Your task:
Quote all entries exactly, leaving pictures aside.

Data to use:
:::

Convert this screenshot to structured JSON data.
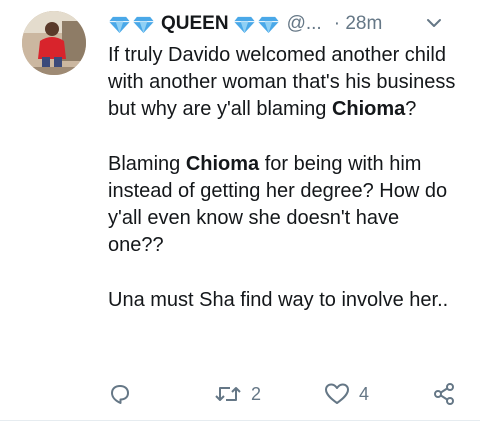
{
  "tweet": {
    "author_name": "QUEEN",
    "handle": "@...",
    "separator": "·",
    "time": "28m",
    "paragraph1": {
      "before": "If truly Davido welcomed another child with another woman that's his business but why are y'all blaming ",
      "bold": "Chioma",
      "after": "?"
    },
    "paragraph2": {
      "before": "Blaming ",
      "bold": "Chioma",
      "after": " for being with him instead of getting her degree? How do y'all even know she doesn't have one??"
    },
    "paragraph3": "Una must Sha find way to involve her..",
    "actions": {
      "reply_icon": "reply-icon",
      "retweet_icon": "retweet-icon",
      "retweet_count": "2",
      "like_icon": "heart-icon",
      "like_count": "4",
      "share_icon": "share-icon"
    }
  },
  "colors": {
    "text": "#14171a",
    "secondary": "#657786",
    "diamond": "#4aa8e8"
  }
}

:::

Solution for this exercise:
Convert this screenshot to structured JSON data.
{
  "tweet": {
    "author_name": "QUEEN",
    "handle": "@...",
    "separator": "·",
    "time": "28m",
    "paragraph1": {
      "before": "If truly Davido welcomed another child with another woman that's his business but why are y'all blaming ",
      "bold": "Chioma",
      "after": "?"
    },
    "paragraph2": {
      "before": "Blaming ",
      "bold": "Chioma",
      "after": " for being with him instead of getting her degree? How do y'all even know she doesn't have one??"
    },
    "paragraph3": "Una must Sha find way to involve her..",
    "actions": {
      "reply_icon": "reply-icon",
      "retweet_icon": "retweet-icon",
      "retweet_count": "2",
      "like_icon": "heart-icon",
      "like_count": "4",
      "share_icon": "share-icon"
    }
  },
  "colors": {
    "text": "#14171a",
    "secondary": "#657786",
    "diamond": "#4aa8e8"
  }
}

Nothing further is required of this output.